Interview: Sam Fell

Interview with Sam Fell. May 4, 2015.

EFH: Sam, thank you for being with me. Can you tell me what you do with NSP?

SF: I am a reading and math tutor at Murray Language Academy in Angie Alvarado’s kindergarten class.

EFH: And what’s Murray like?

SF: Murray’s great. I’ve gotten to work with some amazing teachers. Angie’s actually a graduate of UTEP, the University of Chicago’s Urban Teacher Education Program, and I love the community. We actually have one of the heads of the PTO working in my room as well. It’s just a really great community to get to be a part of.

EFH: And you’ve actually been at Murray for four years. Have you been working with kindergarten that whole time?

SF: I actually haven’t. I started, funnily enough, doing the afterschool chess program and then I transitioned into working in a kindergarten class when Ms. Luna was there. Then she won the Illinois Golden Apple and moved on. I’ve been in kindergarten for the past two years after that.
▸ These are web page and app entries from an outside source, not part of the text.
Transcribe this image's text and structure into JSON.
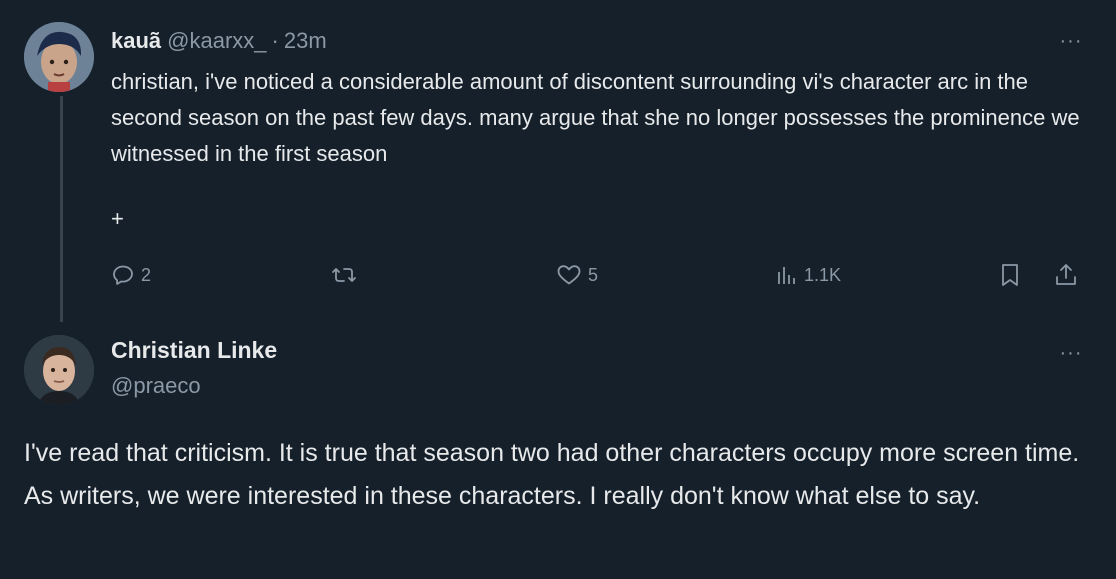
{
  "tweet1": {
    "author_name": "kauã",
    "handle": "@kaarxx_",
    "separator": "·",
    "time": "23m",
    "more": "···",
    "text": "christian, i've noticed a considerable amount of discontent surrounding vi's character arc in the second season on the past few days. many argue that she no longer possesses the prominence we witnessed in the first season",
    "extra": "+",
    "actions": {
      "replies": "2",
      "reposts": "",
      "likes": "5",
      "views": "1.1K"
    }
  },
  "tweet2": {
    "author_name": "Christian Linke",
    "handle": "@praeco",
    "more": "···",
    "text": "I've read that criticism. It is true that season two had other characters occupy more screen time. As writers, we were interested in these characters. I really don't know what else to say."
  },
  "icons": {
    "reply": "reply-icon",
    "repost": "repost-icon",
    "like": "heart-icon",
    "views": "views-icon",
    "bookmark": "bookmark-icon",
    "share": "share-icon"
  },
  "colors": {
    "background": "#15202b",
    "text": "#e7e9ea",
    "muted": "#8b98a5",
    "thread_line": "#38444d"
  }
}
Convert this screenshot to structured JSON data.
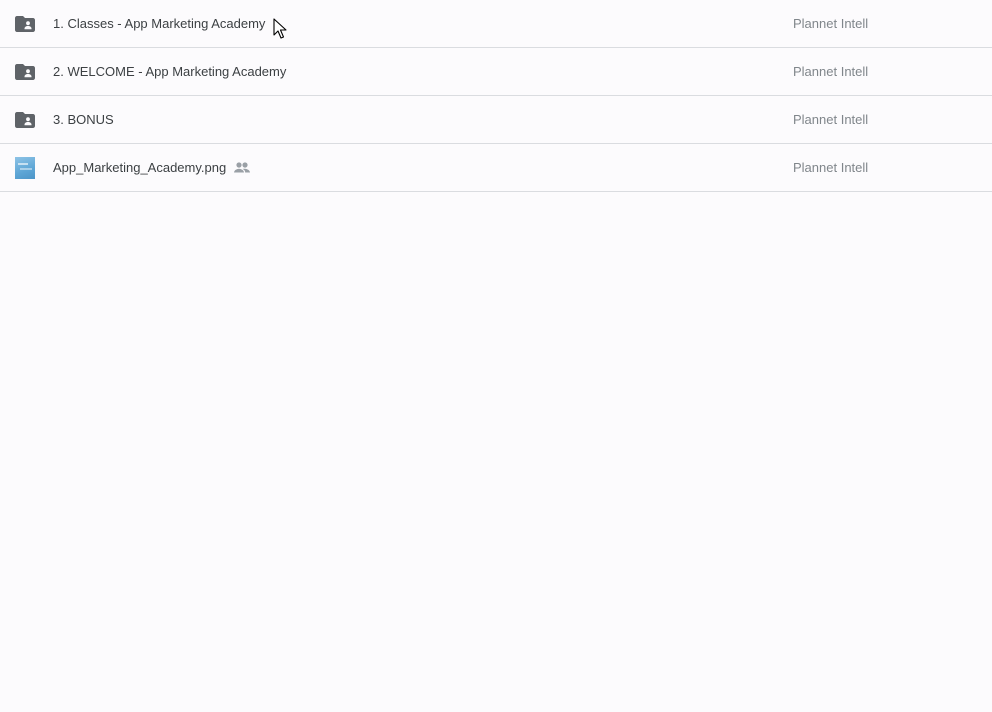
{
  "files": [
    {
      "name": "1. Classes - App Marketing Academy",
      "owner": "Plannet Intell",
      "type": "shared-folder",
      "icon": "shared-folder-icon",
      "shared": false
    },
    {
      "name": "2. WELCOME - App Marketing Academy",
      "owner": "Plannet Intell",
      "type": "shared-folder",
      "icon": "shared-folder-icon",
      "shared": false
    },
    {
      "name": "3. BONUS",
      "owner": "Plannet Intell",
      "type": "shared-folder",
      "icon": "shared-folder-icon",
      "shared": false
    },
    {
      "name": "App_Marketing_Academy.png",
      "owner": "Plannet Intell",
      "type": "image",
      "icon": "image-thumbnail",
      "shared": true,
      "shared_icon": "people-icon"
    }
  ],
  "colors": {
    "background": "#fcfbfd",
    "divider": "#dadce0",
    "name_text": "#3c4043",
    "owner_text": "#80868b",
    "folder_icon": "#5f6368"
  }
}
EFH: Wow, it seems like you’re getting to work with some pretty impressive people. What are your kindergarteners up to these days?

SF: So right now we’re working on the beginning, middle, and ending sounds of words, which is really fun, so like the ‘k’ sound and ‘t’ sound, et cetera, and we’re doing adding and subtracting for math.

EFH: And how are you working with the kids on those words? How does that happen?

SF: So we have a whole bunch of games we play—a lot of bingo, a lot of lotto. Then the students have to sound things out, so I’ll come to them and they’ll want to know how to spell certain words, and I’ll just say, “What makes this sound?” or “What makes that sound” or “Look at your word wall”, for instance.

EFH: What’s the best word you’ve had to spell so far?

SF: So, Tyler, who’s one of my favorite students actually, asked me, sort of through a bunch of questions, how he could spell out “kick my butt.”

EFH: So he did it stealthily?

SF: Yeah, I didn’t know what he was saying until I looked at his paper at the end of the class, and was like, “uh, Tyler…”

E: That’s pretty amazing! You just received an honor, the Duel Richardson Award for Four Years of Service. What has it been like to have NSP be such a constant part of your college experience, basically from day one to graduation?

SF: I’ve always been interested in education and education policy, and I’ve taken a lot of classes on urban policy, Chicago schools classes, but everyone says this about UChicago: that you really don’t get any real world experience in the classroom, and this is my chance to have real world experience, and see all the stuff that we talk about in the abstract in the classroom and how it applies in your day-to-day life.

EFH: And then, what are you doing after graduation?

SF: I’m actually going to be working at an education program and educational publishing company, Curriculum Associates, which I’m really excited about. I’m hoping to stay in education for a while.

EFH: Okay great, we hope that you stay in education. Thank you so much, Sam.

Sam Fell is a fourth year in the College. He has been working at Murray Language Academy since his first year. He is also a 2014-2015 recipient of the Duel Richardson Award for his four years of service with NSP. 

Emily Fortune Hancock is the operations manager at the Neighborhood Schools Program.